(Entries provided):
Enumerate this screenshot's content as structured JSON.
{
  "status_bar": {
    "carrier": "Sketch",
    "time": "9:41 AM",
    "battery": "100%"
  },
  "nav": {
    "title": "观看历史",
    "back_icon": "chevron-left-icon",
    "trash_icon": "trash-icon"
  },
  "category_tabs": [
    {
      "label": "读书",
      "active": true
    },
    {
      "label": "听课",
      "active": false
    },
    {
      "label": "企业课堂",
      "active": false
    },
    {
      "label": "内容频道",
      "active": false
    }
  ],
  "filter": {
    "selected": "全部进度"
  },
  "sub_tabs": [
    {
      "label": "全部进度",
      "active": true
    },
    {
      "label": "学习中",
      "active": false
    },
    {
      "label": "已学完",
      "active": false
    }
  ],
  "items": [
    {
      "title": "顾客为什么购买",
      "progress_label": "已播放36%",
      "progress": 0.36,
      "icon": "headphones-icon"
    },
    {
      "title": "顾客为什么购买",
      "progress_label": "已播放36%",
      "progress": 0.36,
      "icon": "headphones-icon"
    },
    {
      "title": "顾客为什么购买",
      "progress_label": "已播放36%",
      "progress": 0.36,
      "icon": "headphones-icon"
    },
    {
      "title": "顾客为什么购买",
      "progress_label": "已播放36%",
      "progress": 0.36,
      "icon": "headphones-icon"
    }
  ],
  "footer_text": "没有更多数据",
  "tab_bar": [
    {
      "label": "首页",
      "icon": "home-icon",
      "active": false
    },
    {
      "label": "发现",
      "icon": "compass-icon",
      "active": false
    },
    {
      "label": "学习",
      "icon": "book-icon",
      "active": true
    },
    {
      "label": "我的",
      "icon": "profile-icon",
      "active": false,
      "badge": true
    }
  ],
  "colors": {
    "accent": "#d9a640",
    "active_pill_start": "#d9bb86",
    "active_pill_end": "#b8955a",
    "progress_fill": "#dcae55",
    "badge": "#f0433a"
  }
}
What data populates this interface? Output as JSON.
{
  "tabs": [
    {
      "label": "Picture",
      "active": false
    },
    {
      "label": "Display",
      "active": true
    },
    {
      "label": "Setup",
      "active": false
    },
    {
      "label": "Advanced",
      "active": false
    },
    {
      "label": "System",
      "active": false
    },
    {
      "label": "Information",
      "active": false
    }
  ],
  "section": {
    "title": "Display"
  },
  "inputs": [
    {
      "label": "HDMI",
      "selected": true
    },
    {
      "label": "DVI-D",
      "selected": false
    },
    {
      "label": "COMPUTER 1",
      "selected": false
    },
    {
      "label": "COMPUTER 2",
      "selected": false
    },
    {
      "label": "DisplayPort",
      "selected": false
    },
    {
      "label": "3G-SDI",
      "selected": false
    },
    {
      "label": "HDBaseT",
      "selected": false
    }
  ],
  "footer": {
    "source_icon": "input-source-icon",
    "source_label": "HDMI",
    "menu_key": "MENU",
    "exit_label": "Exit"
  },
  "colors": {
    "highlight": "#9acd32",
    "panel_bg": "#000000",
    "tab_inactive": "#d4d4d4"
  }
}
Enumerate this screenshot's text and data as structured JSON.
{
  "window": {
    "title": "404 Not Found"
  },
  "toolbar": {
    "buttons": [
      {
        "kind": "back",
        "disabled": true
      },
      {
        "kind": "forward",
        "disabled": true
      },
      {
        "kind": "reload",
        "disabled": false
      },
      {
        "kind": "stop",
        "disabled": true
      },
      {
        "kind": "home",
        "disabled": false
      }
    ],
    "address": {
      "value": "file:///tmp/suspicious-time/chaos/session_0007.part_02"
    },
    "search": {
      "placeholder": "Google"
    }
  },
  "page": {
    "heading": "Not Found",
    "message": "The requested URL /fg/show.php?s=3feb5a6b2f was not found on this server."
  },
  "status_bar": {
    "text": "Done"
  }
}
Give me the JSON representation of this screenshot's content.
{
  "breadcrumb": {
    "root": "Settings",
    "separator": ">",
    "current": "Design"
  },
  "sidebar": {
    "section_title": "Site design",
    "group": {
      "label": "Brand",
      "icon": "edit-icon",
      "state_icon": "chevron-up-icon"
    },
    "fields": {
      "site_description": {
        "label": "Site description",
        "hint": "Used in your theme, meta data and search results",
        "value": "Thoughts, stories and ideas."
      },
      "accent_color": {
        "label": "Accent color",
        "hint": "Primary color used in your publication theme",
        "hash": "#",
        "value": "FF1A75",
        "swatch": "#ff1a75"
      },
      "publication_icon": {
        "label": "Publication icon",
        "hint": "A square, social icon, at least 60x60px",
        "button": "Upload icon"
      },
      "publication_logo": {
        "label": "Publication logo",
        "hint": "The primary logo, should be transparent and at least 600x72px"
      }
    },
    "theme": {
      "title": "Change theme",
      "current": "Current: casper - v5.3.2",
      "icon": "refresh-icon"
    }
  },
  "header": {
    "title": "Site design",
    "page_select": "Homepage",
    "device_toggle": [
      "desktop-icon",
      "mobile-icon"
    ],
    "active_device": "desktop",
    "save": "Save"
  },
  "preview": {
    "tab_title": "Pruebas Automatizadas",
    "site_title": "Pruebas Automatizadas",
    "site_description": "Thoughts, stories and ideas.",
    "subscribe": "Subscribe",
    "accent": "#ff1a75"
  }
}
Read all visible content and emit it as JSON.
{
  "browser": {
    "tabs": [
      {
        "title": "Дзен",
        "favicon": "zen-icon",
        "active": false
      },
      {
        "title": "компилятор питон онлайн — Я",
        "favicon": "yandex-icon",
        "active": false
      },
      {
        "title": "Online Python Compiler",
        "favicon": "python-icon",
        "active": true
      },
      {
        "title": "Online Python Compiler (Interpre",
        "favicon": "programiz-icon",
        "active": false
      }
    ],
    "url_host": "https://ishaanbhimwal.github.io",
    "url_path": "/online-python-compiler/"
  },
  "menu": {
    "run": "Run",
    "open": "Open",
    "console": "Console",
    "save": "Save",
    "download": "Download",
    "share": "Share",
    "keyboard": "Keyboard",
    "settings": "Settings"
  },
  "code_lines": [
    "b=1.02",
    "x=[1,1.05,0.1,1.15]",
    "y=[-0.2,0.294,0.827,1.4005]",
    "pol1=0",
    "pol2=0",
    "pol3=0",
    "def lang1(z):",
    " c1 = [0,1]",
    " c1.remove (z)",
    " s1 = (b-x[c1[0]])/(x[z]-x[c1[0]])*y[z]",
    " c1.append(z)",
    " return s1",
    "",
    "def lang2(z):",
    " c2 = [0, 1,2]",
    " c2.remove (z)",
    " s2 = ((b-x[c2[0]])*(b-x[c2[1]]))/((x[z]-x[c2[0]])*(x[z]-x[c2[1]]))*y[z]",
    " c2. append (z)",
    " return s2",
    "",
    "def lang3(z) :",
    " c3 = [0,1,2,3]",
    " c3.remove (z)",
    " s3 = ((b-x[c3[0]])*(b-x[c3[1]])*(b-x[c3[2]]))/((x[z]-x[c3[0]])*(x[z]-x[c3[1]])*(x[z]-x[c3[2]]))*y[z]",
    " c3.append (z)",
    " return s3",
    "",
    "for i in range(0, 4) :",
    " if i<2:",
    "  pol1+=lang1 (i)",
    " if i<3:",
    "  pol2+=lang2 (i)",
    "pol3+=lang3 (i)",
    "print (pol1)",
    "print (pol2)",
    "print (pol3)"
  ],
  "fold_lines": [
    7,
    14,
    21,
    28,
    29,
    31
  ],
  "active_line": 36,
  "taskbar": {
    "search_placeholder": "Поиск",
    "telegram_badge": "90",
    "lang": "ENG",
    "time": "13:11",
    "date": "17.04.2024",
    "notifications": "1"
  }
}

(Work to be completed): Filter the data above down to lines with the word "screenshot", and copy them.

(Answer to the problem):
Enumerate this screenshot's content as structured JSON.
Enumerate this screenshot's text and data as structured JSON.
Give me the JSON representation of this screenshot's content.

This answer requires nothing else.